I am sick and tired of people saying stay-at-home motherhood is a sign of class privilege.
When my husband and I got married, I was 23. I had just graduated college and started my freelance writing career. My husband was a full-time student and line cook. Together, we made less than $20,000 a year. We got pregnant shortly after getting married, and I had no intention of giving up my budding career. However, once we took a look at the cost of daycare, we realized we would have to find another solution.
Our low income determined many of our parenting choices. There was no way we could afford a decked-out nursery, so we decided to co-sleep. Diaper service? No way—we’d have to go with disposables. Furthermore, we’d discussed my husband being a stay-at-home dad. However, I wanted to breastfeed, and we couldn’t afford a fancy pump, so logic told us I’d be the one to stay home. Plus, I was already working from home.
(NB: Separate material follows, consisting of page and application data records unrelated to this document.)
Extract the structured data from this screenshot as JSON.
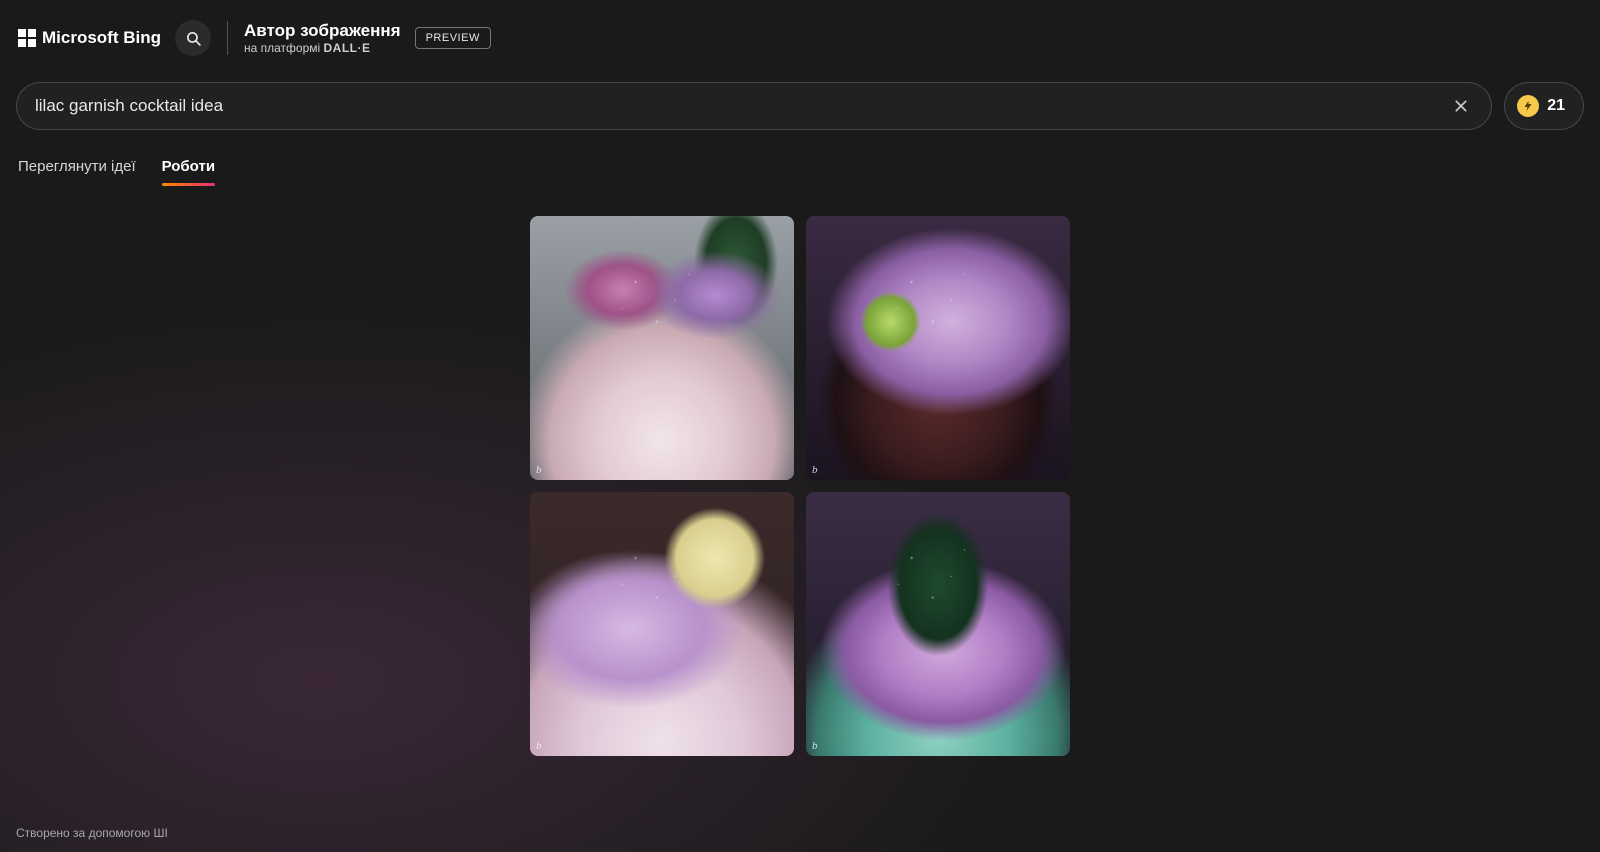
{
  "header": {
    "logo_text": "Microsoft Bing",
    "title": "Автор зображення",
    "subtitle_prefix": "на платформі ",
    "subtitle_brand": "DALL·E",
    "preview_badge": "PREVIEW"
  },
  "prompt": {
    "value": "lilac garnish cocktail idea"
  },
  "credits": {
    "count": "21"
  },
  "tabs": {
    "ideas": "Переглянути ідеї",
    "works": "Роботи"
  },
  "results": {
    "watermark": "b",
    "tiles": [
      "t1",
      "t2",
      "t3",
      "t4"
    ]
  },
  "footer": {
    "note": "Створено за допомогою ШІ"
  }
}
I thought while the baby napped I’d try to sell an article here or there, but I had no delusions: I would spend the next couple of years being, first and foremost, a stay-at-home mom.
We paid for a $3000 home birth out of pocket over the course of my pregnancy instead of opting for a free hospital birth through Medicaid (take that, you who think poor people are all freeloaders). When my daughter came into the world, I was honored and delighted to be a SAHM. At first.
My husband went back to work after his two weeks of unpaid paternity leave, and suddenly I was responsible for this constantly crying newborn. She was the kind of baby who needed to be held every second. Just showering or making lunch was tricky—so doing anything work-related was laughable. Things gradually got better. Now that she’s 10 months she can keep herself entertained long enough for me to put a bra on in the morning, but my work time is still limited to when my husband or a friend can watch her. My husband has had two promotions and raises since the baby was born, but my income has catapulted in the other direction. This isn’t ideal. What we’re really experiencing is a rut.
So when I hear claims that SAHM culture and natural parenting are becoming status symbols for the wealthy, I can’t help but roll my eyes. I wish I was staying home because of our abounding riches, but that’s simply not the case.
Perhaps I’m being the dreaded sanctimommy right now, but I would love to be the SAHM that my culture thinks I am. I would love to have enough money to buy all new clothes instead of secondhand ones. I would love it if my husband’s job offered benefits like a 401(k) and health insurance. If money weren’t an issue, I would spend my time making art and writing novels instead of, oh, thumbing through pennies in our coin jar to see if I have enough to put some gas in my car.
But I also get the feeling I’m not the only one offended at being lumped in with The Real Housewives and Dance Moms of the world. Many (dare I say most?) SAHMs I know here in Missouri are low-income like me. Many work part-time and stay home the other half of the time because daycare is just so damn expensive.
And many of us truly miss the social interaction a job provides, as well as the confidence boost and the excuse to do our hair and wear fancy pants. You don’t have to call me out on it, I know I’m bitter. When I hear working moms talk about their promotions and wonderful nannies, a little piece of me dies inside.
But I’m also tired of hearing these same middle class working moms complain that they “have to” work, and that they envy SAHMs like me who “get to” stay home. Where I live, many working women who live in two-income households don’t work out of necessity. They work because they can’t fathom downgrading their comfortable lifestyles. They have nice three-bedroom houses. They take vacations. I say if you really, truly wanted to be a SAHM, you could do it. Sell your house, move into an apartment like mine, stop buying organic toilet paper and forego that daily latte. Give me a break.
I don’t mean to say all women should stay home. Children need to see that women can have a strong presence in both the private and public sphere. And happy parents will, by the transitive property of happy, raise happy children. So if you’re the SAHM who drinks her days away and reflects longingly on her cashier days at the Gap, go out and get a job. But, on the other hand, if your office job is killing you and you feel like your kids’ lives are passing you by, maybe it’s time to downgrade your lifestyle and join me on the other side.
Poor people do have fun, I promise. Just watch the third-class dance party scene in Titanic and you’ll know what I mean.